* [Instructions for the task]: In full and without changes, output the data.

(Data about app and page elements)
__________
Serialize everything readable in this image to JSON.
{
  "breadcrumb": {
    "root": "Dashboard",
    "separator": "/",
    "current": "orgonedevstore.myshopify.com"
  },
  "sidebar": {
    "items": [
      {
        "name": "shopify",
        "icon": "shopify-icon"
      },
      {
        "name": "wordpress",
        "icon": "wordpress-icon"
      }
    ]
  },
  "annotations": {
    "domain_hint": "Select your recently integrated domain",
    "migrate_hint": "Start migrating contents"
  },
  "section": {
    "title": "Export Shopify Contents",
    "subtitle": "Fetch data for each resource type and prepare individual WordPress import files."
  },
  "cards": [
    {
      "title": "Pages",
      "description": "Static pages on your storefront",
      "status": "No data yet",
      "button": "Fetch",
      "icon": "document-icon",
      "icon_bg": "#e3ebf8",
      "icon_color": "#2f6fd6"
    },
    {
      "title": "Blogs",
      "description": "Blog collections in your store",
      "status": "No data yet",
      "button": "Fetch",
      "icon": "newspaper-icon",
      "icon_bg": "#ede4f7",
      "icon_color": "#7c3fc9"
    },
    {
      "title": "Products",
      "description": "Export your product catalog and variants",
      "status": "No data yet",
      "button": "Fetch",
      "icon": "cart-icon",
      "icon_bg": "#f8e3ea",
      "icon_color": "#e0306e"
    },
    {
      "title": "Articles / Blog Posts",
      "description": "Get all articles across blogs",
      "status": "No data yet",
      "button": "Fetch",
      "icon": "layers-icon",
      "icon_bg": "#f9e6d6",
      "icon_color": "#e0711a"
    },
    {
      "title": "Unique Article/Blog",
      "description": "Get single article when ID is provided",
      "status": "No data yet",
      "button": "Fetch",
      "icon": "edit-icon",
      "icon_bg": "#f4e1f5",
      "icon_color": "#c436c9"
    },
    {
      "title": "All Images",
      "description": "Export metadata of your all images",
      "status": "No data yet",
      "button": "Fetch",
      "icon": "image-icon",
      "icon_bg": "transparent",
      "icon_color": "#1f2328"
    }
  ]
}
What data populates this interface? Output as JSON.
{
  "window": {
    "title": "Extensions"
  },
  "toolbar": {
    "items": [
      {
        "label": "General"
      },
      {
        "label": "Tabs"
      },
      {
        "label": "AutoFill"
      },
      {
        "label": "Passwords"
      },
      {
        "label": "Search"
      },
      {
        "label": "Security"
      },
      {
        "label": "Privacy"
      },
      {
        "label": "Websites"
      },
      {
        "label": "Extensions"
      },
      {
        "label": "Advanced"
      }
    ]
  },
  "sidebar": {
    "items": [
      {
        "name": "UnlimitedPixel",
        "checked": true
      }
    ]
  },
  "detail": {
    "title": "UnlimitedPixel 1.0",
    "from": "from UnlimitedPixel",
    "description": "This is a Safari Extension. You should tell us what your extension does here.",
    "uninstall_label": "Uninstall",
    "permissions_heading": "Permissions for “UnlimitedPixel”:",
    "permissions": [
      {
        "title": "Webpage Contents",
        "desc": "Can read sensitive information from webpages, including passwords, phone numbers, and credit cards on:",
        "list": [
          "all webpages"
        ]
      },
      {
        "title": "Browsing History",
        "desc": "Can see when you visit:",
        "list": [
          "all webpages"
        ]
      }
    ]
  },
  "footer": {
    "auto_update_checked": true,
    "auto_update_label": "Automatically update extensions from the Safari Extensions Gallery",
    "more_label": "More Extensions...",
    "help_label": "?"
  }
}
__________
* [Problem solution]:
Serialize everything readable in this image to JSON.
{
  "breadcrumb": {
    "root": "Dashboard",
    "separator": "/",
    "current": "orgonedevstore.myshopify.com"
  },
  "sidebar": {
    "items": [
      {
        "name": "shopify",
        "icon": "shopify-icon"
      },
      {
        "name": "wordpress",
        "icon": "wordpress-icon"
      }
    ]
  },
  "annotations": {
    "domain_hint": "Select your recently integrated domain",
    "migrate_hint": "Start migrating contents"
  },
  "section": {
    "title": "Export Shopify Contents",
    "subtitle": "Fetch data for each resource type and prepare individual WordPress import files."
  },
  "cards": [
    {
      "title": "Pages",
      "description": "Static pages on your storefront",
      "status": "No data yet",
      "button": "Fetch",
      "icon": "document-icon",
      "icon_bg": "#e3ebf8",
      "icon_color": "#2f6fd6"
    },
    {
      "title": "Blogs",
      "description": "Blog collections in your store",
      "status": "No data yet",
      "button": "Fetch",
      "icon": "newspaper-icon",
      "icon_bg": "#ede4f7",
      "icon_color": "#7c3fc9"
    },
    {
      "title": "Products",
      "description": "Export your product catalog and variants",
      "status": "No data yet",
      "button": "Fetch",
      "icon": "cart-icon",
      "icon_bg": "#f8e3ea",
      "icon_color": "#e0306e"
    },
    {
      "title": "Articles / Blog Posts",
      "description": "Get all articles across blogs",
      "status": "No data yet",
      "button": "Fetch",
      "icon": "layers-icon",
      "icon_bg": "#f9e6d6",
      "icon_color": "#e0711a"
    },
    {
      "title": "Unique Article/Blog",
      "description": "Get single article when ID is provided",
      "status": "No data yet",
      "button": "Fetch",
      "icon": "edit-icon",
      "icon_bg": "#f4e1f5",
      "icon_color": "#c436c9"
    },
    {
      "title": "All Images",
      "description": "Export metadata of your all images",
      "status": "No data yet",
      "button": "Fetch",
      "icon": "image-icon",
      "icon_bg": "transparent",
      "icon_color": "#1f2328"
    }
  ]
}
What data populates this interface? Output as JSON.
{
  "window": {
    "title": "Extensions"
  },
  "toolbar": {
    "items": [
      {
        "label": "General"
      },
      {
        "label": "Tabs"
      },
      {
        "label": "AutoFill"
      },
      {
        "label": "Passwords"
      },
      {
        "label": "Search"
      },
      {
        "label": "Security"
      },
      {
        "label": "Privacy"
      },
      {
        "label": "Websites"
      },
      {
        "label": "Extensions"
      },
      {
        "label": "Advanced"
      }
    ]
  },
  "sidebar": {
    "items": [
      {
        "name": "UnlimitedPixel",
        "checked": true
      }
    ]
  },
  "detail": {
    "title": "UnlimitedPixel 1.0",
    "from": "from UnlimitedPixel",
    "description": "This is a Safari Extension. You should tell us what your extension does here.",
    "uninstall_label": "Uninstall",
    "permissions_heading": "Permissions for “UnlimitedPixel”:",
    "permissions": [
      {
        "title": "Webpage Contents",
        "desc": "Can read sensitive information from webpages, including passwords, phone numbers, and credit cards on:",
        "list": [
          "all webpages"
        ]
      },
      {
        "title": "Browsing History",
        "desc": "Can see when you visit:",
        "list": [
          "all webpages"
        ]
      }
    ]
  },
  "footer": {
    "auto_update_checked": true,
    "auto_update_label": "Automatically update extensions from the Safari Extensions Gallery",
    "more_label": "More Extensions...",
    "help_label": "?"
  }
}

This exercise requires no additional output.